The Lobster: When Buñuel meets Orwell
by Fabien Lemercier
- CANNES 2015: Yorgos Lanthimos’s science-fiction film is ambitious, off the wall, conceptual and meticulous on social totalitarianism and relationships of the “amorous” variety
It’s like a highly-sophisticated guessing game played out on a large scale, rife with intellectual undertones presented to us in the form of a science-fiction film that portrays a world not that far removed from our own. This is what Greek filmmaker Yorgos Lanthimos brings us with his first English-language film, The Lobster [+see also:
Q&A: Yorgos Lanthimos
film profile], which is being shown in competition at the 68th Cannes Film Festival.

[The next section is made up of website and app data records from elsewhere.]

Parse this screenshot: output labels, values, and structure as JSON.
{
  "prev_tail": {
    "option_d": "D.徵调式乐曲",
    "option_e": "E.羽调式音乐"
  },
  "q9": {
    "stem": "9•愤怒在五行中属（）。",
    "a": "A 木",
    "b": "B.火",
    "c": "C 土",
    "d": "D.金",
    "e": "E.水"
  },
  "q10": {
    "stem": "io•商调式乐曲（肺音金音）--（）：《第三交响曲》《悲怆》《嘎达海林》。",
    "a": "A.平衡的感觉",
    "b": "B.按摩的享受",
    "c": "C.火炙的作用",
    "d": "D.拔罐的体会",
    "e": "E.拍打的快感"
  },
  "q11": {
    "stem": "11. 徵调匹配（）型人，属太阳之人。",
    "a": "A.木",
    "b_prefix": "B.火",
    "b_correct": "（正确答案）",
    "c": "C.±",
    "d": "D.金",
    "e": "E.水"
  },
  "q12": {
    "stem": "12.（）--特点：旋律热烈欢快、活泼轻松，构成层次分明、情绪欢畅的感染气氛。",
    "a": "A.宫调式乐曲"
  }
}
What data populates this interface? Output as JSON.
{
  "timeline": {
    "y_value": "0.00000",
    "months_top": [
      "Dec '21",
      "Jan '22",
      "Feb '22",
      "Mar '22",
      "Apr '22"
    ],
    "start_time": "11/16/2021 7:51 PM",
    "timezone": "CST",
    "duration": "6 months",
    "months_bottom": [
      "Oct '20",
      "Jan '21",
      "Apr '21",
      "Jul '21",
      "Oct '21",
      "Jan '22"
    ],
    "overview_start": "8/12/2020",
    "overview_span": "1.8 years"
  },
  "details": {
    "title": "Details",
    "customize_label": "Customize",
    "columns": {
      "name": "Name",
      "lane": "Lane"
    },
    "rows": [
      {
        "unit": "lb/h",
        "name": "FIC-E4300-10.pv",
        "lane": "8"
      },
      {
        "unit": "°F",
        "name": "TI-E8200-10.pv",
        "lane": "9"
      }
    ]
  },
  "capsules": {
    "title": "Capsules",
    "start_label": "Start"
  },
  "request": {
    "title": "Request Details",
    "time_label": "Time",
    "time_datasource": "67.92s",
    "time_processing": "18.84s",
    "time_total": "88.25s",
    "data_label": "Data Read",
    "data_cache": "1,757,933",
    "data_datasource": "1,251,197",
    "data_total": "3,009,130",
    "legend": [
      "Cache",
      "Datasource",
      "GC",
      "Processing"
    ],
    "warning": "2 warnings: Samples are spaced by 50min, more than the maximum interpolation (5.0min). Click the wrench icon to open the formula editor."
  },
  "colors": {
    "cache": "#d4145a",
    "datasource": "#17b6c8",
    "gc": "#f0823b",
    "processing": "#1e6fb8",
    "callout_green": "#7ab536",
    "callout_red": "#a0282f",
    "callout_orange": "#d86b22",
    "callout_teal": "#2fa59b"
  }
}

This is an ambitious creation that plays on infatuation, is bursting with dry humour and uses contradiction to explore what makes people and society tick, and has the same off the wall style of this filmmaker’s previous films (notably Dogtooth [+see also:
interview: Yorgos Lanthimos
film profile] and Alps [+see also:
film profile]). A sort of post-modern interpretation of “Orwellian” totalitarianism strewn with repeated nods to Barry Lyndon, the film paints an unforgiving (even misanthropic) portrait of the social control and alienation at work in an environment in which the individual must conform at all costs, give up on their affections and give in to the cruellest of selection processes to avoid being transformed into animals.
Methodically and skilfully placing the visual elements of his "high concept movie" (the storyline for which he wrote with his usual partner in crime Efthimis Filippou), Lanthimos propels the viewer into the company of David (Colin Farrell) who has just split up with his wife. As it is forbidden to be single, he is transferred to a hotel out of town, where the guests have 45 days to find their soul mate. If they fail, they will be transformed into animals of their choice (the lobster of the film’s title in David’s case). Identical, obligatory male and female clothing is provided, and hunting trips with rifles and hypodermic needles are organised into the forest, where those who bring back a victim earn themselves an extra day at the hotel. Masturbation is banned, maintaining the potential for arousal by the maids, and dance evenings are also on the agenda, with punishments in place for those who do not attend or refuse. The days pass as several characters make various attempts to pair themselves off with someone (notably Jessica Barden, Ben Whishaw, John C Reilly and Ashley Jensen), and David ends up trying his luck with "the woman without a heart" (Angeliki Papoulia), but he is not cut out for it and escapes, with the help of a maid (Ariane Labed). He joins the singletons group, a revolutionary counter-society that lives in hiding in the forest, but this turns out to be just as totalitarian (under the direction of its leader, Léa Seydoux), as love here is forbidden and this is where he nonetheless finds his true soul mate ("the short-sighted woman", played by Rachel Weisz)...
Leaning on extremely high-quality visuals (from the sharp photography to the spectacular settings, with subtle geometrical arrangements and colour effects thrown in), Lanthimos expertly traces out the complex structure of The Lobster. By adding (among many other things) an element of surprise (a few slow-motion sequences) to "Buñuelian" humour, using a female voice-over, classical music and skilfully orchestrated bird songs, he succeeds in giving rhythm to the deep waters of the sociological analysis of the madness of normality. Pushing his protagonist to the point of exhaustion, he nonetheless suffers, in the last part of the film, from an absence of sympathy for his characters and the clinical stance of his approach, but this was without a doubt his exact goal in a film about a world that is emotionally stunting itself.
A huge European co-production involving Ireland, the United Kingdom, France, Greece and the Netherlands, The Lobster is sold internationally by Protagonist Pictures.
(Translated from French)